Every line of the records that holds the word "photo" should be copied.

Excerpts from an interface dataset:
■ ■ ■
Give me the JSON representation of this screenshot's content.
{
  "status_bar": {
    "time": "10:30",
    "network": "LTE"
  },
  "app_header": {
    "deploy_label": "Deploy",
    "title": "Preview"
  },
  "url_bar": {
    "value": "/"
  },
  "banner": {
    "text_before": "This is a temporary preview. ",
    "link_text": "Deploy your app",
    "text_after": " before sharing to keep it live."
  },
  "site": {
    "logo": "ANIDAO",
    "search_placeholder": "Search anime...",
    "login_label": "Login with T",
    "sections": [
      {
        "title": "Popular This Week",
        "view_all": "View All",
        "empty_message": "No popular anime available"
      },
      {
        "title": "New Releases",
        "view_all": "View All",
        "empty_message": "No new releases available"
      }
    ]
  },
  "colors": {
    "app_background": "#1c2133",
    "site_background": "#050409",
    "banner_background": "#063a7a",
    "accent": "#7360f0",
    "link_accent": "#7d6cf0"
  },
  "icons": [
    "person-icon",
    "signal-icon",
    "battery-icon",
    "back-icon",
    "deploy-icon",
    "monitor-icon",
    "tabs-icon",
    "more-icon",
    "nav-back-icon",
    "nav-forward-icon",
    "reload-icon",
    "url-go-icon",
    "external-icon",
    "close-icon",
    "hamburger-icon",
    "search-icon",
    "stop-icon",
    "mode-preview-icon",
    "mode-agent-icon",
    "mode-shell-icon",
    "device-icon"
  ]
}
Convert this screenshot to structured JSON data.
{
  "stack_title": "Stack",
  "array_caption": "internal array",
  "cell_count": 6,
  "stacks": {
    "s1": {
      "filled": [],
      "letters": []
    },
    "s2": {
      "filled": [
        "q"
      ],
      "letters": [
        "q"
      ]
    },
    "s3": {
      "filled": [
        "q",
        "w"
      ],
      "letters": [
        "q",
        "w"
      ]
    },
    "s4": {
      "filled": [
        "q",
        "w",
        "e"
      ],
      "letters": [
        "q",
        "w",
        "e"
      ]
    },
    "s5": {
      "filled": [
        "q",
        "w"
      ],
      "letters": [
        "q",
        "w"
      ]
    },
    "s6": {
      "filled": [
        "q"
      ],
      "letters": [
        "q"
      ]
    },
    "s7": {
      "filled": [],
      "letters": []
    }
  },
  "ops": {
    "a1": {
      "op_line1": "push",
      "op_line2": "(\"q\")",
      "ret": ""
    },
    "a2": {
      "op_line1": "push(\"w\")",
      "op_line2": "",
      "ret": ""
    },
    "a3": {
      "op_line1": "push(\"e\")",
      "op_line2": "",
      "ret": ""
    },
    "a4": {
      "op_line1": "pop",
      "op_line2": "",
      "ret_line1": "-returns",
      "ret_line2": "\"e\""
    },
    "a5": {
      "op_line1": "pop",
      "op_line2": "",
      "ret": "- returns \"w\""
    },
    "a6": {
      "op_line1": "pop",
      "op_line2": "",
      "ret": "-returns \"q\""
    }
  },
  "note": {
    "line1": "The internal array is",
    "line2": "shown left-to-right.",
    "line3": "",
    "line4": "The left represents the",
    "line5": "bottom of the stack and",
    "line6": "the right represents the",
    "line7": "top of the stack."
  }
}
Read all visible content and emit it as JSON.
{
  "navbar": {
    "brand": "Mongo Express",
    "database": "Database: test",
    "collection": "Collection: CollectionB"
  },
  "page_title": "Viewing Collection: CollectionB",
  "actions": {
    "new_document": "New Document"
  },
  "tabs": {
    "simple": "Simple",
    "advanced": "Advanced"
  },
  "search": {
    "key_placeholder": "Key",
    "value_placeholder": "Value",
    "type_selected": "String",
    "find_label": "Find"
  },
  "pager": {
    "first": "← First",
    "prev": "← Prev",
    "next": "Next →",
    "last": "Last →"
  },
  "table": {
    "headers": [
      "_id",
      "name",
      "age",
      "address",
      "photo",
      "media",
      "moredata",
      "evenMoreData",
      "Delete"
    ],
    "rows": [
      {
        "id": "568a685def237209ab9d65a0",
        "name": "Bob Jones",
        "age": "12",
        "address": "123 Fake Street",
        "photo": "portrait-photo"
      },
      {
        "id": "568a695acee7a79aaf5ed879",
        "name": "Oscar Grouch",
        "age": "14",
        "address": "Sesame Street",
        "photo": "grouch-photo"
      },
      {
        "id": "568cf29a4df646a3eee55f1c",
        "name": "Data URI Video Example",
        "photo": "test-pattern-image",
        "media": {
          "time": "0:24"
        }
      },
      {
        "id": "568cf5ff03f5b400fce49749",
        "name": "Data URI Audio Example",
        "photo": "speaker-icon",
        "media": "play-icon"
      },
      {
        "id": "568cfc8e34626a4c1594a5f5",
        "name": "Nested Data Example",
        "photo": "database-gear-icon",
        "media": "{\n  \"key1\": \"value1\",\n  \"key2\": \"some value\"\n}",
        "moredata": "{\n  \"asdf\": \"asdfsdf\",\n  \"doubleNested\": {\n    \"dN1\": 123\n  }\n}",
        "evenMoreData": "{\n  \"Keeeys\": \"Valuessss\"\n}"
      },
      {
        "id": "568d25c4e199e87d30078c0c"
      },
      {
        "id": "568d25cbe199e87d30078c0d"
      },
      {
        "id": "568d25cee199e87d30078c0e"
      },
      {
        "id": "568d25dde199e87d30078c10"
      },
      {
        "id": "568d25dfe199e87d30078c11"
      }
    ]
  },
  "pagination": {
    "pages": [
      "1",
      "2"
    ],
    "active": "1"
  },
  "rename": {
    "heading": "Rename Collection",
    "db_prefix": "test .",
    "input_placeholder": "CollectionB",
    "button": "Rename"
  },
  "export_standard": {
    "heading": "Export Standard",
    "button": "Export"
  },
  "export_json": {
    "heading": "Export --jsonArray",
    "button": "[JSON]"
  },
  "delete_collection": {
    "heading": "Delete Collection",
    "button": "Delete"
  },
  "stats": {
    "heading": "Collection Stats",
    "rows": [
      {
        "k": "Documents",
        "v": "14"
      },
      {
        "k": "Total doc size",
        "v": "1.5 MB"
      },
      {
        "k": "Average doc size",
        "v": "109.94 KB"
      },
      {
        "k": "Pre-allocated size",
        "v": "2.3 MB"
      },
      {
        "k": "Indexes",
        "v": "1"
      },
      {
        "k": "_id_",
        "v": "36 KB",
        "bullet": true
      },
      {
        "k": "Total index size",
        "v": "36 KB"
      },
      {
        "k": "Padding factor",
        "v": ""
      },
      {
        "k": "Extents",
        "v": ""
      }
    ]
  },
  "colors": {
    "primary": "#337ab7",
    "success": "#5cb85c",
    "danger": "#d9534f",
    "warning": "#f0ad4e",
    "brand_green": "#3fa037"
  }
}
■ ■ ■
→ **Output below**:
      "photo",
        "photo": "portrait-photo"
        "photo": "grouch-photo"
        "photo": "test-pattern-image",
        "photo": "speaker-icon",
        "photo": "database-gear-icon",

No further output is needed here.